■ **PROMPT**: Omit all pictures, then retype the data exactly as given.

■ **RECORDS PROVIDED**:
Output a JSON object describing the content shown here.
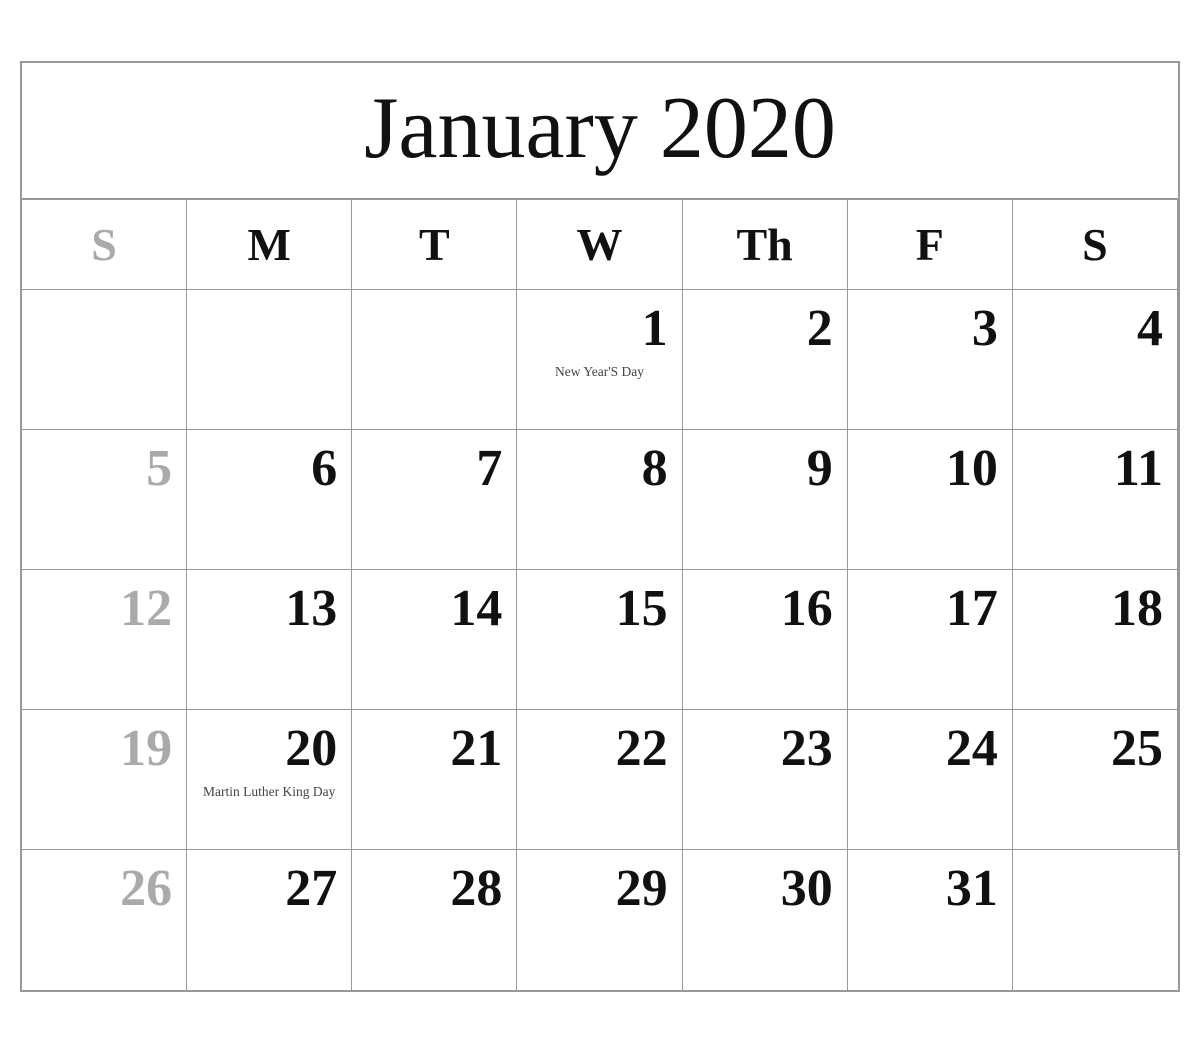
{
  "calendar": {
    "title": "January 2020",
    "headers": [
      {
        "label": "S",
        "id": "sunday",
        "is_sunday": true
      },
      {
        "label": "M",
        "id": "monday",
        "is_sunday": false
      },
      {
        "label": "T",
        "id": "tuesday",
        "is_sunday": false
      },
      {
        "label": "W",
        "id": "wednesday",
        "is_sunday": false
      },
      {
        "label": "Th",
        "id": "thursday",
        "is_sunday": false
      },
      {
        "label": "F",
        "id": "friday",
        "is_sunday": false
      },
      {
        "label": "S",
        "id": "saturday",
        "is_sunday": false
      }
    ],
    "weeks": [
      {
        "days": [
          {
            "number": "",
            "empty": true,
            "holiday": ""
          },
          {
            "number": "",
            "empty": true,
            "holiday": ""
          },
          {
            "number": "",
            "empty": true,
            "holiday": ""
          },
          {
            "number": "1",
            "empty": false,
            "holiday": "New Year'S Day",
            "sunday": false
          },
          {
            "number": "2",
            "empty": false,
            "holiday": "",
            "sunday": false
          },
          {
            "number": "3",
            "empty": false,
            "holiday": "",
            "sunday": false
          },
          {
            "number": "4",
            "empty": false,
            "holiday": "",
            "sunday": false
          }
        ]
      },
      {
        "days": [
          {
            "number": "5",
            "empty": false,
            "holiday": "",
            "sunday": true
          },
          {
            "number": "6",
            "empty": false,
            "holiday": "",
            "sunday": false
          },
          {
            "number": "7",
            "empty": false,
            "holiday": "",
            "sunday": false
          },
          {
            "number": "8",
            "empty": false,
            "holiday": "",
            "sunday": false
          },
          {
            "number": "9",
            "empty": false,
            "holiday": "",
            "sunday": false
          },
          {
            "number": "10",
            "empty": false,
            "holiday": "",
            "sunday": false
          },
          {
            "number": "11",
            "empty": false,
            "holiday": "",
            "sunday": false
          }
        ]
      },
      {
        "days": [
          {
            "number": "12",
            "empty": false,
            "holiday": "",
            "sunday": true
          },
          {
            "number": "13",
            "empty": false,
            "holiday": "",
            "sunday": false
          },
          {
            "number": "14",
            "empty": false,
            "holiday": "",
            "sunday": false
          },
          {
            "number": "15",
            "empty": false,
            "holiday": "",
            "sunday": false
          },
          {
            "number": "16",
            "empty": false,
            "holiday": "",
            "sunday": false
          },
          {
            "number": "17",
            "empty": false,
            "holiday": "",
            "sunday": false
          },
          {
            "number": "18",
            "empty": false,
            "holiday": "",
            "sunday": false
          }
        ]
      },
      {
        "days": [
          {
            "number": "19",
            "empty": false,
            "holiday": "",
            "sunday": true
          },
          {
            "number": "20",
            "empty": false,
            "holiday": "Martin Luther King Day",
            "sunday": false
          },
          {
            "number": "21",
            "empty": false,
            "holiday": "",
            "sunday": false
          },
          {
            "number": "22",
            "empty": false,
            "holiday": "",
            "sunday": false
          },
          {
            "number": "23",
            "empty": false,
            "holiday": "",
            "sunday": false
          },
          {
            "number": "24",
            "empty": false,
            "holiday": "",
            "sunday": false
          },
          {
            "number": "25",
            "empty": false,
            "holiday": "",
            "sunday": false
          }
        ]
      },
      {
        "days": [
          {
            "number": "26",
            "empty": false,
            "holiday": "",
            "sunday": true
          },
          {
            "number": "27",
            "empty": false,
            "holiday": "",
            "sunday": false
          },
          {
            "number": "28",
            "empty": false,
            "holiday": "",
            "sunday": false
          },
          {
            "number": "29",
            "empty": false,
            "holiday": "",
            "sunday": false
          },
          {
            "number": "30",
            "empty": false,
            "holiday": "",
            "sunday": false
          },
          {
            "number": "31",
            "empty": false,
            "holiday": "",
            "sunday": false
          },
          {
            "number": "",
            "empty": true,
            "holiday": "",
            "sunday": false
          }
        ]
      }
    ]
  }
}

■ **OUTPUT FOR THIS EXERCISE**:
Output a JSON object describing the content shown here.
{
  "calendar": {
    "title": "January 2020",
    "headers": [
      {
        "label": "S",
        "id": "sunday",
        "is_sunday": true
      },
      {
        "label": "M",
        "id": "monday",
        "is_sunday": false
      },
      {
        "label": "T",
        "id": "tuesday",
        "is_sunday": false
      },
      {
        "label": "W",
        "id": "wednesday",
        "is_sunday": false
      },
      {
        "label": "Th",
        "id": "thursday",
        "is_sunday": false
      },
      {
        "label": "F",
        "id": "friday",
        "is_sunday": false
      },
      {
        "label": "S",
        "id": "saturday",
        "is_sunday": false
      }
    ],
    "weeks": [
      {
        "days": [
          {
            "number": "",
            "empty": true,
            "holiday": ""
          },
          {
            "number": "",
            "empty": true,
            "holiday": ""
          },
          {
            "number": "",
            "empty": true,
            "holiday": ""
          },
          {
            "number": "1",
            "empty": false,
            "holiday": "New Year'S Day",
            "sunday": false
          },
          {
            "number": "2",
            "empty": false,
            "holiday": "",
            "sunday": false
          },
          {
            "number": "3",
            "empty": false,
            "holiday": "",
            "sunday": false
          },
          {
            "number": "4",
            "empty": false,
            "holiday": "",
            "sunday": false
          }
        ]
      },
      {
        "days": [
          {
            "number": "5",
            "empty": false,
            "holiday": "",
            "sunday": true
          },
          {
            "number": "6",
            "empty": false,
            "holiday": "",
            "sunday": false
          },
          {
            "number": "7",
            "empty": false,
            "holiday": "",
            "sunday": false
          },
          {
            "number": "8",
            "empty": false,
            "holiday": "",
            "sunday": false
          },
          {
            "number": "9",
            "empty": false,
            "holiday": "",
            "sunday": false
          },
          {
            "number": "10",
            "empty": false,
            "holiday": "",
            "sunday": false
          },
          {
            "number": "11",
            "empty": false,
            "holiday": "",
            "sunday": false
          }
        ]
      },
      {
        "days": [
          {
            "number": "12",
            "empty": false,
            "holiday": "",
            "sunday": true
          },
          {
            "number": "13",
            "empty": false,
            "holiday": "",
            "sunday": false
          },
          {
            "number": "14",
            "empty": false,
            "holiday": "",
            "sunday": false
          },
          {
            "number": "15",
            "empty": false,
            "holiday": "",
            "sunday": false
          },
          {
            "number": "16",
            "empty": false,
            "holiday": "",
            "sunday": false
          },
          {
            "number": "17",
            "empty": false,
            "holiday": "",
            "sunday": false
          },
          {
            "number": "18",
            "empty": false,
            "holiday": "",
            "sunday": false
          }
        ]
      },
      {
        "days": [
          {
            "number": "19",
            "empty": false,
            "holiday": "",
            "sunday": true
          },
          {
            "number": "20",
            "empty": false,
            "holiday": "Martin Luther King Day",
            "sunday": false
          },
          {
            "number": "21",
            "empty": false,
            "holiday": "",
            "sunday": false
          },
          {
            "number": "22",
            "empty": false,
            "holiday": "",
            "sunday": false
          },
          {
            "number": "23",
            "empty": false,
            "holiday": "",
            "sunday": false
          },
          {
            "number": "24",
            "empty": false,
            "holiday": "",
            "sunday": false
          },
          {
            "number": "25",
            "empty": false,
            "holiday": "",
            "sunday": false
          }
        ]
      },
      {
        "days": [
          {
            "number": "26",
            "empty": false,
            "holiday": "",
            "sunday": true
          },
          {
            "number": "27",
            "empty": false,
            "holiday": "",
            "sunday": false
          },
          {
            "number": "28",
            "empty": false,
            "holiday": "",
            "sunday": false
          },
          {
            "number": "29",
            "empty": false,
            "holiday": "",
            "sunday": false
          },
          {
            "number": "30",
            "empty": false,
            "holiday": "",
            "sunday": false
          },
          {
            "number": "31",
            "empty": false,
            "holiday": "",
            "sunday": false
          },
          {
            "number": "",
            "empty": true,
            "holiday": "",
            "sunday": false
          }
        ]
      }
    ]
  }
}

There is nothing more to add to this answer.